Gamecocks Take Advantage of Unique Opportunity at Augusta National
Nine female South Carolina student-athletes recently took advantage of a big networking opportunity at Augusta National Golf Club. The Gamecocks, along with female student-athletes from from Georgia Tech, Georgia, and Emory, were invited to the inaugural IBM Augusta National Women’s Amateur Program.
“IBM hosted a world-class event for our female student-athletes,” said Executive Associate Athletics Director and Senior Women’s Administrator Judy Van Horn. “They were exposed to the core values and opportunities within IBM, a company that has chosen to intentionally reach out to these women because they’re smart and because of their work ethic, emotional intelligence and resiliency.”
“All of my computer science classes are pretty male-dominated, so it was cool to be around females and female student-athletes from other schools interested in that field,” said sophomore swimmer and computer science major Jenna Pehowski. “They talked a lot about that at lunch in how they like student-athletes because they know they are hard-working and are good with time management and deadlines.”
While there, the student-athletes had the opportunity to meet with the IBM Chief Executive Officer Ginni Rometty, in addition to the top execs from IBM at a networking breakfast and lunch.
“It was a recruiting event for IBM, which is a sponsor for the Masters and was a driving force behind the women’s amateur tournament being played there last week,” said South Carolina Director of Student-Athlete Development Megan Stoltzfus. “They wanted an opportunity to have conversations about their company with local student-athletes. IBM has a huge hiring initiative to hire females. Diversity and inclusion are engrained in their culture. The wanted to create an opportunity on top of the historic event with women competing at Augusta National for the first time.”
“It’s leading to some opportunities!”
– Jenna Pehowski
A few students also had an opportunity to meet LPGA legend Annika Sorenstam and former Secretary of State Condoleezza Rice.
“Ginni Rometty stayed with us the entire day, and she really took an interest in us,” said women’s soccer sophomore Lauren Chang. “I didn’t just learn things about IBM, I learned a lot about great female leaders, how they can shape the future, and how they are leading today.
“Condoleezza Rice is one of my idols. Annika Sorenstam is a pioneer in women’s golf. She helped grow the game. Meeting them and thanking them for what they have done to pave the way for people of my generation was really awesome. To become a future female leader takes a lot of work, but it’s obviously possible because we’re seeing it right now!”
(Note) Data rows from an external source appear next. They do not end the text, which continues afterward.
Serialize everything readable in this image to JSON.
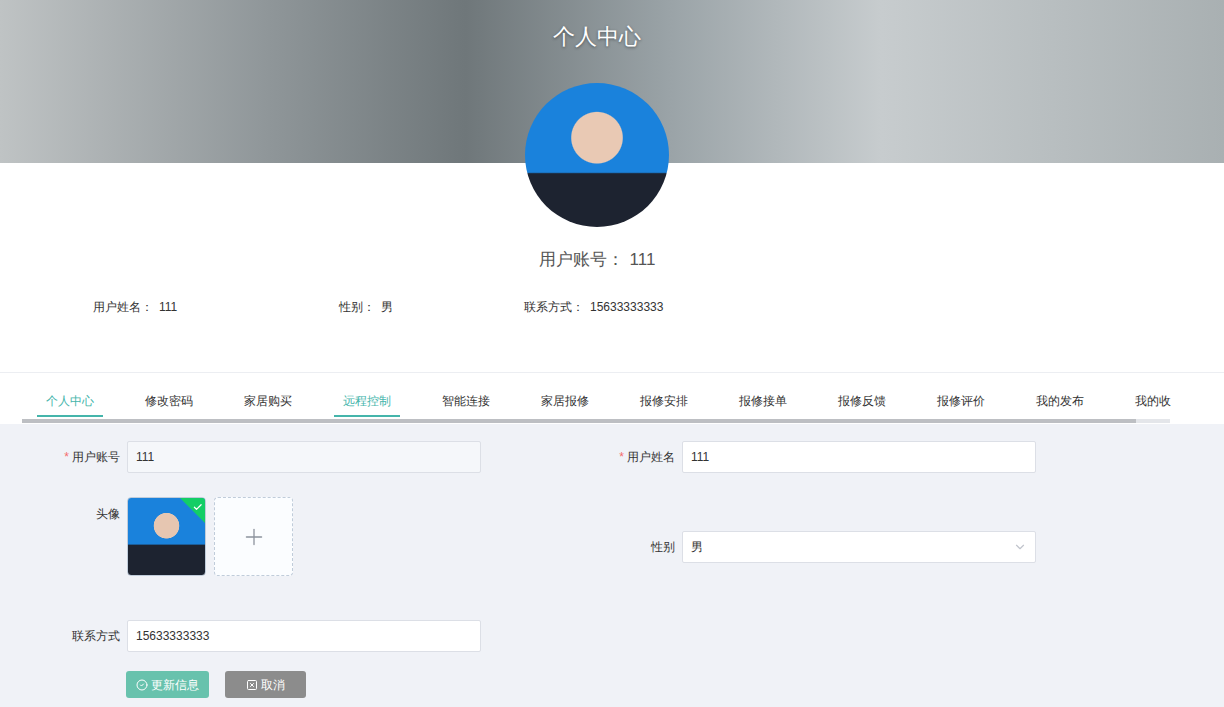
{
  "banner": {
    "title": "个人中心"
  },
  "profile": {
    "account": {
      "label": "用户账号：",
      "value": "111"
    },
    "details": [
      {
        "label": "用户姓名：",
        "value": "111"
      },
      {
        "label": "性别：",
        "value": "男"
      },
      {
        "label": "联系方式：",
        "value": "15633333333"
      }
    ]
  },
  "tabs": [
    {
      "label": "个人中心",
      "selected": true,
      "hovered": false
    },
    {
      "label": "修改密码",
      "selected": false,
      "hovered": false
    },
    {
      "label": "家居购买",
      "selected": false,
      "hovered": false
    },
    {
      "label": "远程控制",
      "selected": false,
      "hovered": true
    },
    {
      "label": "智能连接",
      "selected": false,
      "hovered": false
    },
    {
      "label": "家居报修",
      "selected": false,
      "hovered": false
    },
    {
      "label": "报修安排",
      "selected": false,
      "hovered": false
    },
    {
      "label": "报修接单",
      "selected": false,
      "hovered": false
    },
    {
      "label": "报修反馈",
      "selected": false,
      "hovered": false
    },
    {
      "label": "报修评价",
      "selected": false,
      "hovered": false
    },
    {
      "label": "我的发布",
      "selected": false,
      "hovered": false
    },
    {
      "label": "我的收",
      "selected": false,
      "hovered": false
    }
  ],
  "tab_scrollbar": {
    "level": 0.97
  },
  "form": {
    "fields": [
      {
        "kind": "text",
        "label": "用户账号",
        "value": "111",
        "required": true,
        "disabled": true
      },
      {
        "kind": "text",
        "label": "用户姓名",
        "value": "111",
        "required": true,
        "disabled": false
      },
      {
        "kind": "upload",
        "label": "头像",
        "required": false,
        "disabled": false,
        "uploaded": true
      },
      {
        "kind": "select",
        "label": "性别",
        "value": "男",
        "required": false,
        "disabled": false
      },
      {
        "kind": "text",
        "label": "联系方式",
        "value": "15633333333",
        "required": false,
        "disabled": false
      }
    ]
  },
  "buttons": [
    {
      "label": "更新信息",
      "kind": "primary"
    },
    {
      "label": "取消",
      "kind": "cancel"
    }
  ]
}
Any female student-athlete at South Carolina was able to apply for the opportunity through IBM, which included submitting a resume, and ten Gamecocks were chosen, although one could not attend due to her athletics competition. For some of the Gamecocks, being chosen also opened the door to other opportunities.
“Three days after I filled out the application for this event, someone contacted me about an internship,” Pehowski said. “I had a phone interview, but while that one didn’t work out, my application got forwarded to someone else, and I have another phone interview coming up. So, it’s leading to some opportunities!”
In addition to meeting three out of the five female members of the Augusta National Golf Club, the student-athletes received a behind-the-scenes tour of the technology powered by IBM that is used throughout Masters weekend, which was also used during the women’s amateur tournament.
When it was all over, the student-athletes were inspired for what opportunities are out there when their athletics days are over.
“After I pursue playing professional soccer, I want to pursue becoming a lawyer,” Chang said. “Meeting Condoleezza Rice, I was ‘fan-girling’ so hard! I was with a lot of golfers who were freaking out over Annika Sorentstam, but meeting Condoleezza Rice; that’s my Annika. I want to try to fix some things in the world and help people out.
“It was a day of empowerment and showed us what the future can be.”